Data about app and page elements

------------------------------------------------------------

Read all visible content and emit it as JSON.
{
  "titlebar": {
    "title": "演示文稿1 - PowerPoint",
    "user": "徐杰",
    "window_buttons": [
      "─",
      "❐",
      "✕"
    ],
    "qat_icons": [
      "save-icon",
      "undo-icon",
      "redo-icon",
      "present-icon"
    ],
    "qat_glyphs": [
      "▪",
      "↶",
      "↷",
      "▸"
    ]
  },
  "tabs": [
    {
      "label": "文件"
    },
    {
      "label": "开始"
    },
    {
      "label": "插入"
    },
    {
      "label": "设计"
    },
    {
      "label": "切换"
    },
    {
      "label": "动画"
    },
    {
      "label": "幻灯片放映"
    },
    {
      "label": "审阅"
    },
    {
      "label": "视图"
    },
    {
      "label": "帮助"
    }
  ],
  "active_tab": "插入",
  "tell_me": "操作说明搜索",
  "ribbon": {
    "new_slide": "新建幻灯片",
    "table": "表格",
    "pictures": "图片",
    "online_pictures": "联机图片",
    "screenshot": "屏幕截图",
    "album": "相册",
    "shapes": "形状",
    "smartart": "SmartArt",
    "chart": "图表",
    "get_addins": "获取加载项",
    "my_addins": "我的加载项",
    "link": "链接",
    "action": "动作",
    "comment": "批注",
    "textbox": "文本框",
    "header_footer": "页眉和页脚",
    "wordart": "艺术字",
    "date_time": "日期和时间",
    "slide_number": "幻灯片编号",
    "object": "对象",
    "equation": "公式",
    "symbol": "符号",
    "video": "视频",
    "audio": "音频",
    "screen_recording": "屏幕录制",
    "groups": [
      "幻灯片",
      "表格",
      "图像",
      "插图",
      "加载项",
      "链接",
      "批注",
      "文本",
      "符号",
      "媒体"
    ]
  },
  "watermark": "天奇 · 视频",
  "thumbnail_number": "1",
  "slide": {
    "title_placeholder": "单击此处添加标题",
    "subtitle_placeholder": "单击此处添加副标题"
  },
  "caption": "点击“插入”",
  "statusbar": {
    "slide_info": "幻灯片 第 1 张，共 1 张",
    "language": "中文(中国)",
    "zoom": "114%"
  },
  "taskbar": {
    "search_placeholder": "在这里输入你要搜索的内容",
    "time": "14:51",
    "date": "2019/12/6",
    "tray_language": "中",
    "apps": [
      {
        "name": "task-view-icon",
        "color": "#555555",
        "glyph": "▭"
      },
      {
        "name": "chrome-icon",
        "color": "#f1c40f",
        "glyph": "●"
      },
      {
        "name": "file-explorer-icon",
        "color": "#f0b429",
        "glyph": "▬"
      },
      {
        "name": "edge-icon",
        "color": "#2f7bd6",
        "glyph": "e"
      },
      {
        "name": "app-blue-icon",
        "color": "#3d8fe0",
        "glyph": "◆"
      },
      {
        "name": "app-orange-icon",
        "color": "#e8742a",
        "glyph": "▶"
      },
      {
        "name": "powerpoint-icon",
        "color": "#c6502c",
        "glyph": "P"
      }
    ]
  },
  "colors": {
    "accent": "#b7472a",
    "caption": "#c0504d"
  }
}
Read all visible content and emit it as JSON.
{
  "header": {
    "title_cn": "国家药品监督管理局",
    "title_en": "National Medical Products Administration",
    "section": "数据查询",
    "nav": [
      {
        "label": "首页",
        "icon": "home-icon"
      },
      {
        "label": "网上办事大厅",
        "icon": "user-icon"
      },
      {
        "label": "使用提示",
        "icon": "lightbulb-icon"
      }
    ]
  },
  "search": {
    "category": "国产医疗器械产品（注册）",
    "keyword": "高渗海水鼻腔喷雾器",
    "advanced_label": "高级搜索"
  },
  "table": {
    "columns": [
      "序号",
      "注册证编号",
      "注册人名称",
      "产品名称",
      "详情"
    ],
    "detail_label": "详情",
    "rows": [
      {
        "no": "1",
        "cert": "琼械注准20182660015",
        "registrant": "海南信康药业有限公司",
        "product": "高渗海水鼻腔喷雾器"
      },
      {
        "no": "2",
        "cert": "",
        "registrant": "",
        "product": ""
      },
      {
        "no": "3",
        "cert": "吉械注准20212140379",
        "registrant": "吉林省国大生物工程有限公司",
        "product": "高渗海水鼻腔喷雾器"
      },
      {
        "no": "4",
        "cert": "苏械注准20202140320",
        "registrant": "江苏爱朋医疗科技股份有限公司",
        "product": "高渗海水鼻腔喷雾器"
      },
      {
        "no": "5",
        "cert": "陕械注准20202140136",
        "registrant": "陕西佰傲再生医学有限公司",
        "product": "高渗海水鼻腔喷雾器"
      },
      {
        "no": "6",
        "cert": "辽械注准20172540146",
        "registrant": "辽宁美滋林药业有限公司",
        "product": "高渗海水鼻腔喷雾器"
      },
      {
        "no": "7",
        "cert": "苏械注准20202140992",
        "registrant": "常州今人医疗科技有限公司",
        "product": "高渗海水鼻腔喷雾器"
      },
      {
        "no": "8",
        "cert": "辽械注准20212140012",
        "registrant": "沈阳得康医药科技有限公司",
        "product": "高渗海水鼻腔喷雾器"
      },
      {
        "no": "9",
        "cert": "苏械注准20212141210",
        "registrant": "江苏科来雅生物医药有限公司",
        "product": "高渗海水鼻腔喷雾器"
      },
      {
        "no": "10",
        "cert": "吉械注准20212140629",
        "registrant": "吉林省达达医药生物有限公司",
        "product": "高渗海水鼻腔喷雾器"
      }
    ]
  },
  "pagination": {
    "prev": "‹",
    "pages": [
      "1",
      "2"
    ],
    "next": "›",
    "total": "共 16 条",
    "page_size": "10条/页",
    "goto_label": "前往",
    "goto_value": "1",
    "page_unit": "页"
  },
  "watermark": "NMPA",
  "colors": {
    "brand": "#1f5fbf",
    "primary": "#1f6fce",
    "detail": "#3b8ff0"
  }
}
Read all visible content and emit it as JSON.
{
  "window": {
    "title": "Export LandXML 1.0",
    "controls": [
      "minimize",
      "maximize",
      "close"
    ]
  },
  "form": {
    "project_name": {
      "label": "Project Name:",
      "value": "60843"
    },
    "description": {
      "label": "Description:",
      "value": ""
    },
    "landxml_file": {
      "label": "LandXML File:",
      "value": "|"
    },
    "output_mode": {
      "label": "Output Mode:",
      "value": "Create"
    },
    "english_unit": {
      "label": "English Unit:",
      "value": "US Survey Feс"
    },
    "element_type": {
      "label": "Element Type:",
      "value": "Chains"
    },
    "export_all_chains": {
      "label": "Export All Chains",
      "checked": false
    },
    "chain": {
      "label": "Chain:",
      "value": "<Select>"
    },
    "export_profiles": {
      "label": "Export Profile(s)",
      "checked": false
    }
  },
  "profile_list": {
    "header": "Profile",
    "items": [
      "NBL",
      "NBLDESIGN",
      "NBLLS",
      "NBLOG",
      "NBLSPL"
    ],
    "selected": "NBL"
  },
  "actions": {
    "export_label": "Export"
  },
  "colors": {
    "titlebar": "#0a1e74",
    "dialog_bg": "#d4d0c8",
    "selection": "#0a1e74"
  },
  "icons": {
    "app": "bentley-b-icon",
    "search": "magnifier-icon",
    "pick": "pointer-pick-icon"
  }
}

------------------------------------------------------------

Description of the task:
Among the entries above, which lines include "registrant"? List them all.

Reply:
        "registrant": "海南信康药业有限公司",
        "registrant": "",
        "registrant": "吉林省国大生物工程有限公司",
        "registrant": "江苏爱朋医疗科技股份有限公司",
        "registrant": "陕西佰傲再生医学有限公司",
        "registrant": "辽宁美滋林药业有限公司",
        "registrant": "常州今人医疗科技有限公司",
        "registrant": "沈阳得康医药科技有限公司",
        "registrant": "江苏科来雅生物医药有限公司",
        "registrant": "吉林省达达医药生物有限公司",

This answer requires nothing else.